Start of Material supplied

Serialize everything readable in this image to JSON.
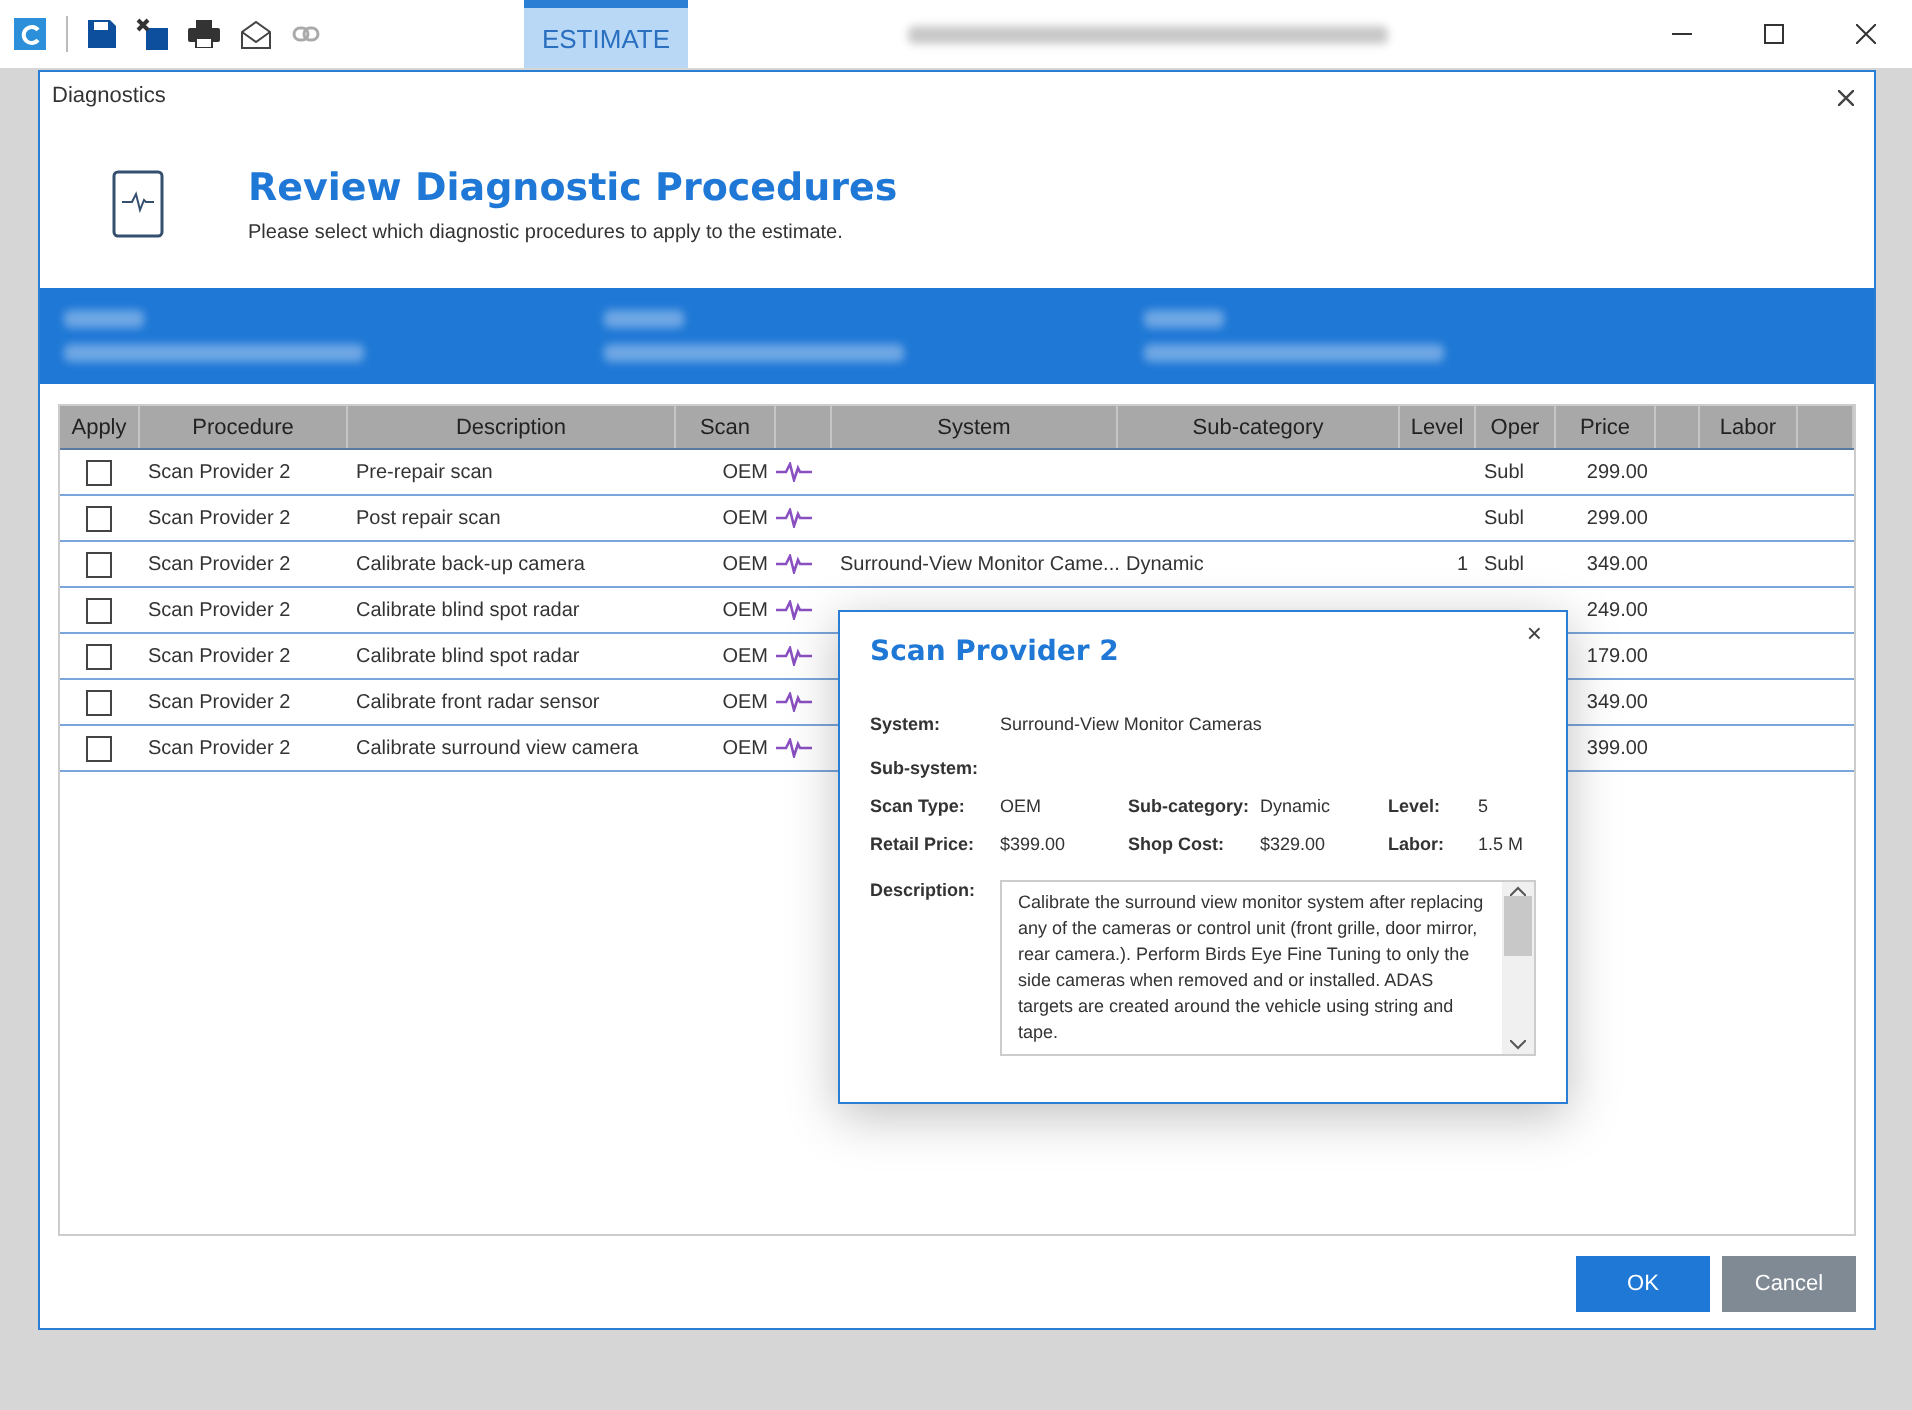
{
  "app": {
    "tab": {
      "label": "ESTIMATE",
      "selected": true
    }
  },
  "dialog": {
    "title": "Diagnostics",
    "heading": "Review Diagnostic Procedures",
    "subtitle": "Please select which diagnostic procedures to apply to the estimate.",
    "columns": [
      "Apply",
      "Procedure",
      "Description",
      "Scan",
      "",
      "System",
      "Sub-category",
      "Level",
      "Oper",
      "Price",
      "",
      "Labor",
      ""
    ],
    "rows": [
      {
        "checked": false,
        "procedure": "Scan Provider 2",
        "description": "Pre-repair scan",
        "scan": "OEM",
        "oper": "Subl",
        "price": "299.00"
      },
      {
        "checked": false,
        "procedure": "Scan Provider 2",
        "description": "Post repair scan",
        "scan": "OEM",
        "oper": "Subl",
        "price": "299.00"
      },
      {
        "checked": false,
        "procedure": "Scan Provider 2",
        "description": "Calibrate back-up camera",
        "scan": "OEM",
        "system": "Surround-View Monitor Came...",
        "subcategory": "Dynamic",
        "level": "1",
        "oper": "Subl",
        "price": "349.00"
      },
      {
        "checked": false,
        "procedure": "Scan Provider 2",
        "description": "Calibrate blind spot radar",
        "scan": "OEM",
        "price": "249.00"
      },
      {
        "checked": false,
        "procedure": "Scan Provider 2",
        "description": "Calibrate blind spot radar",
        "scan": "OEM",
        "price": "179.00"
      },
      {
        "checked": false,
        "procedure": "Scan Provider 2",
        "description": "Calibrate front radar sensor",
        "scan": "OEM",
        "price": "349.00"
      },
      {
        "checked": false,
        "procedure": "Scan Provider 2",
        "description": "Calibrate surround view camera",
        "scan": "OEM",
        "price": "399.00"
      }
    ],
    "buttons": [
      {
        "label": "OK",
        "kind": "primary"
      },
      {
        "label": "Cancel",
        "kind": "secondary"
      }
    ]
  },
  "popup": {
    "title": "Scan Provider 2",
    "close": "×",
    "system_label": "System:",
    "system": "Surround-View Monitor Cameras",
    "subsystem_label": "Sub-system:",
    "fields": [
      {
        "label": "Scan Type:",
        "value": "OEM"
      },
      {
        "label": "Sub-category:",
        "value": "Dynamic"
      },
      {
        "label": "Level:",
        "value": "5"
      },
      {
        "label": "Retail Price:",
        "value": "$399.00"
      },
      {
        "label": "Shop Cost:",
        "value": "$329.00"
      },
      {
        "label": "Labor:",
        "value": "1.5 M"
      }
    ],
    "description_label": "Description:",
    "description": "Calibrate the surround view monitor system after replacing any of the cameras or control unit (front grille, door mirror, rear camera.). Perform Birds Eye Fine Tuning to only the side cameras when removed and or installed. ADAS targets are created around the vehicle using string and tape."
  }
}
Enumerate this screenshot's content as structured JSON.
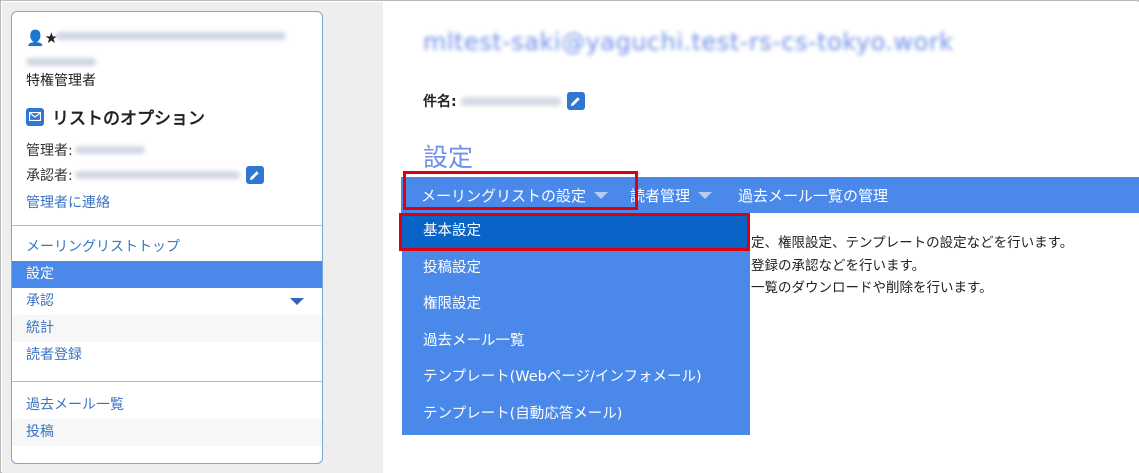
{
  "sidebar": {
    "user_icons": "👤★",
    "role": "特権管理者",
    "options_title": "リストのオプション",
    "admin_label": "管理者:",
    "approver_label": "承認者:",
    "contact_link": "管理者に連絡",
    "nav_group1": [
      {
        "label": "メーリングリストトップ",
        "active": false
      },
      {
        "label": "設定",
        "active": true
      },
      {
        "label": "承認",
        "active": false,
        "has_caret": true
      },
      {
        "label": "統計",
        "active": false
      },
      {
        "label": "読者登録",
        "active": false
      }
    ],
    "nav_group2": [
      {
        "label": "過去メール一覧"
      },
      {
        "label": "投稿"
      }
    ]
  },
  "main": {
    "list_title": "mltest-saki@yaguchi.test-rs-cs-tokyo.work",
    "subject_label": "件名:",
    "section_heading": "設定",
    "menubar": [
      {
        "label": "メーリングリストの設定",
        "has_caret": true
      },
      {
        "label": "読者管理",
        "has_caret": true
      },
      {
        "label": "過去メール一覧の管理",
        "has_caret": false
      }
    ],
    "description_lines": [
      "定、権限設定、テンプレートの設定などを行います。",
      "登録の承認などを行います。",
      "一覧のダウンロードや削除を行います。"
    ],
    "dropdown_items": [
      {
        "label": "基本設定",
        "selected": true
      },
      {
        "label": "投稿設定",
        "selected": false
      },
      {
        "label": "権限設定",
        "selected": false
      },
      {
        "label": "過去メール一覧",
        "selected": false
      },
      {
        "label": "テンプレート(Webページ/インフォメール)",
        "selected": false
      },
      {
        "label": "テンプレート(自動応答メール)",
        "selected": false
      }
    ]
  },
  "colors": {
    "accent": "#4a89ea",
    "selected_item": "#0a63c6",
    "highlight_box": "#e0000b",
    "link": "#3a73c4"
  }
}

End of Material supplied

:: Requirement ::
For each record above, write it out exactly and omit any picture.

:: Expected answer ::
Serialize everything readable in this image to JSON.
{
  "app": {
    "tab": {
      "label": "ESTIMATE",
      "selected": true
    }
  },
  "dialog": {
    "title": "Diagnostics",
    "heading": "Review Diagnostic Procedures",
    "subtitle": "Please select which diagnostic procedures to apply to the estimate.",
    "columns": [
      "Apply",
      "Procedure",
      "Description",
      "Scan",
      "",
      "System",
      "Sub-category",
      "Level",
      "Oper",
      "Price",
      "",
      "Labor",
      ""
    ],
    "rows": [
      {
        "checked": false,
        "procedure": "Scan Provider 2",
        "description": "Pre-repair scan",
        "scan": "OEM",
        "oper": "Subl",
        "price": "299.00"
      },
      {
        "checked": false,
        "procedure": "Scan Provider 2",
        "description": "Post repair scan",
        "scan": "OEM",
        "oper": "Subl",
        "price": "299.00"
      },
      {
        "checked": false,
        "procedure": "Scan Provider 2",
        "description": "Calibrate back-up camera",
        "scan": "OEM",
        "system": "Surround-View Monitor Came...",
        "subcategory": "Dynamic",
        "level": "1",
        "oper": "Subl",
        "price": "349.00"
      },
      {
        "checked": false,
        "procedure": "Scan Provider 2",
        "description": "Calibrate blind spot radar",
        "scan": "OEM",
        "price": "249.00"
      },
      {
        "checked": false,
        "procedure": "Scan Provider 2",
        "description": "Calibrate blind spot radar",
        "scan": "OEM",
        "price": "179.00"
      },
      {
        "checked": false,
        "procedure": "Scan Provider 2",
        "description": "Calibrate front radar sensor",
        "scan": "OEM",
        "price": "349.00"
      },
      {
        "checked": false,
        "procedure": "Scan Provider 2",
        "description": "Calibrate surround view camera",
        "scan": "OEM",
        "price": "399.00"
      }
    ],
    "buttons": [
      {
        "label": "OK",
        "kind": "primary"
      },
      {
        "label": "Cancel",
        "kind": "secondary"
      }
    ]
  },
  "popup": {
    "title": "Scan Provider 2",
    "close": "×",
    "system_label": "System:",
    "system": "Surround-View Monitor Cameras",
    "subsystem_label": "Sub-system:",
    "fields": [
      {
        "label": "Scan Type:",
        "value": "OEM"
      },
      {
        "label": "Sub-category:",
        "value": "Dynamic"
      },
      {
        "label": "Level:",
        "value": "5"
      },
      {
        "label": "Retail Price:",
        "value": "$399.00"
      },
      {
        "label": "Shop Cost:",
        "value": "$329.00"
      },
      {
        "label": "Labor:",
        "value": "1.5 M"
      }
    ],
    "description_label": "Description:",
    "description": "Calibrate the surround view monitor system after replacing any of the cameras or control unit (front grille, door mirror, rear camera.). Perform Birds Eye Fine Tuning to only the side cameras when removed and or installed. ADAS targets are created around the vehicle using string and tape."
  }
}
Enumerate this screenshot's content as structured JSON.
{
  "sidebar": {
    "user_icons": "👤★",
    "role": "特権管理者",
    "options_title": "リストのオプション",
    "admin_label": "管理者:",
    "approver_label": "承認者:",
    "contact_link": "管理者に連絡",
    "nav_group1": [
      {
        "label": "メーリングリストトップ",
        "active": false
      },
      {
        "label": "設定",
        "active": true
      },
      {
        "label": "承認",
        "active": false,
        "has_caret": true
      },
      {
        "label": "統計",
        "active": false
      },
      {
        "label": "読者登録",
        "active": false
      }
    ],
    "nav_group2": [
      {
        "label": "過去メール一覧"
      },
      {
        "label": "投稿"
      }
    ]
  },
  "main": {
    "list_title": "mltest-saki@yaguchi.test-rs-cs-tokyo.work",
    "subject_label": "件名:",
    "section_heading": "設定",
    "menubar": [
      {
        "label": "メーリングリストの設定",
        "has_caret": true
      },
      {
        "label": "読者管理",
        "has_caret": true
      },
      {
        "label": "過去メール一覧の管理",
        "has_caret": false
      }
    ],
    "description_lines": [
      "定、権限設定、テンプレートの設定などを行います。",
      "登録の承認などを行います。",
      "一覧のダウンロードや削除を行います。"
    ],
    "dropdown_items": [
      {
        "label": "基本設定",
        "selected": true
      },
      {
        "label": "投稿設定",
        "selected": false
      },
      {
        "label": "権限設定",
        "selected": false
      },
      {
        "label": "過去メール一覧",
        "selected": false
      },
      {
        "label": "テンプレート(Webページ/インフォメール)",
        "selected": false
      },
      {
        "label": "テンプレート(自動応答メール)",
        "selected": false
      }
    ]
  },
  "colors": {
    "accent": "#4a89ea",
    "selected_item": "#0a63c6",
    "highlight_box": "#e0000b",
    "link": "#3a73c4"
  }
}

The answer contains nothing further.